Records provided:
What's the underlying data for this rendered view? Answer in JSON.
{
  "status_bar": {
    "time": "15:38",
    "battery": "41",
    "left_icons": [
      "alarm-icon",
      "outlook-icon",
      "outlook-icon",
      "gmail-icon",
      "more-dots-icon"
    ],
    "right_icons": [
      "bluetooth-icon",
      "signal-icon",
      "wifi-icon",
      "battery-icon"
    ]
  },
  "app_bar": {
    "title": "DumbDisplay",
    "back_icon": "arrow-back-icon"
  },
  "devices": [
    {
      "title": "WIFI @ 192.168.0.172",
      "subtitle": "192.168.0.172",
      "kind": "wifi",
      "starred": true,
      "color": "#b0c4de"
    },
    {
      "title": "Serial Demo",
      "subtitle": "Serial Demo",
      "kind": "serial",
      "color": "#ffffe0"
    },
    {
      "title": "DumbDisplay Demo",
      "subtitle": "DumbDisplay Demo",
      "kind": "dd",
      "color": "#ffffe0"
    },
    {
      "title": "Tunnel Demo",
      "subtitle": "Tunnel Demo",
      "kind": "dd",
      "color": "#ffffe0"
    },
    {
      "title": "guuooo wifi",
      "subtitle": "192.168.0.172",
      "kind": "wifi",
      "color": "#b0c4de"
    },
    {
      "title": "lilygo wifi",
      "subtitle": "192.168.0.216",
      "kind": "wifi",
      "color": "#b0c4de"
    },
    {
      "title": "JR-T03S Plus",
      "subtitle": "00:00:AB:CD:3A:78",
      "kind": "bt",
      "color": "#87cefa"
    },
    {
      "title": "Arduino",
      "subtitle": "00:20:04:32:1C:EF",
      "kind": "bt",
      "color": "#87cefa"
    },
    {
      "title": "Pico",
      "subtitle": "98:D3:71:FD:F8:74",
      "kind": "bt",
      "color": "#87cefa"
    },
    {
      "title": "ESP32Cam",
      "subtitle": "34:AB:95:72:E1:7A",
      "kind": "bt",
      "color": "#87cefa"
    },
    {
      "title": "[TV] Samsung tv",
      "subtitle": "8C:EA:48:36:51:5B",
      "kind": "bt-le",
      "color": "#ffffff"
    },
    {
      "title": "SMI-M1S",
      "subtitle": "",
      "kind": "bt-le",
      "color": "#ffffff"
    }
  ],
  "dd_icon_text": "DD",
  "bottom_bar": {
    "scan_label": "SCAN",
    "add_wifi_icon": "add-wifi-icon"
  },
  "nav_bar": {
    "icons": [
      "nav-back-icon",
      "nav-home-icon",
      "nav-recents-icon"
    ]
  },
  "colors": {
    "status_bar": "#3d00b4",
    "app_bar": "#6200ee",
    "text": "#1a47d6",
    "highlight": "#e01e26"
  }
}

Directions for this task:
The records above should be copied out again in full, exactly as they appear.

Result:
What's the underlying data for this rendered view? Answer in JSON.
{
  "status_bar": {
    "time": "15:38",
    "battery": "41",
    "left_icons": [
      "alarm-icon",
      "outlook-icon",
      "outlook-icon",
      "gmail-icon",
      "more-dots-icon"
    ],
    "right_icons": [
      "bluetooth-icon",
      "signal-icon",
      "wifi-icon",
      "battery-icon"
    ]
  },
  "app_bar": {
    "title": "DumbDisplay",
    "back_icon": "arrow-back-icon"
  },
  "devices": [
    {
      "title": "WIFI @ 192.168.0.172",
      "subtitle": "192.168.0.172",
      "kind": "wifi",
      "starred": true,
      "color": "#b0c4de"
    },
    {
      "title": "Serial Demo",
      "subtitle": "Serial Demo",
      "kind": "serial",
      "color": "#ffffe0"
    },
    {
      "title": "DumbDisplay Demo",
      "subtitle": "DumbDisplay Demo",
      "kind": "dd",
      "color": "#ffffe0"
    },
    {
      "title": "Tunnel Demo",
      "subtitle": "Tunnel Demo",
      "kind": "dd",
      "color": "#ffffe0"
    },
    {
      "title": "guuooo wifi",
      "subtitle": "192.168.0.172",
      "kind": "wifi",
      "color": "#b0c4de"
    },
    {
      "title": "lilygo wifi",
      "subtitle": "192.168.0.216",
      "kind": "wifi",
      "color": "#b0c4de"
    },
    {
      "title": "JR-T03S Plus",
      "subtitle": "00:00:AB:CD:3A:78",
      "kind": "bt",
      "color": "#87cefa"
    },
    {
      "title": "Arduino",
      "subtitle": "00:20:04:32:1C:EF",
      "kind": "bt",
      "color": "#87cefa"
    },
    {
      "title": "Pico",
      "subtitle": "98:D3:71:FD:F8:74",
      "kind": "bt",
      "color": "#87cefa"
    },
    {
      "title": "ESP32Cam",
      "subtitle": "34:AB:95:72:E1:7A",
      "kind": "bt",
      "color": "#87cefa"
    },
    {
      "title": "[TV] Samsung tv",
      "subtitle": "8C:EA:48:36:51:5B",
      "kind": "bt-le",
      "color": "#ffffff"
    },
    {
      "title": "SMI-M1S",
      "subtitle": "",
      "kind": "bt-le",
      "color": "#ffffff"
    }
  ],
  "dd_icon_text": "DD",
  "bottom_bar": {
    "scan_label": "SCAN",
    "add_wifi_icon": "add-wifi-icon"
  },
  "nav_bar": {
    "icons": [
      "nav-back-icon",
      "nav-home-icon",
      "nav-recents-icon"
    ]
  },
  "colors": {
    "status_bar": "#3d00b4",
    "app_bar": "#6200ee",
    "text": "#1a47d6",
    "highlight": "#e01e26"
  }
}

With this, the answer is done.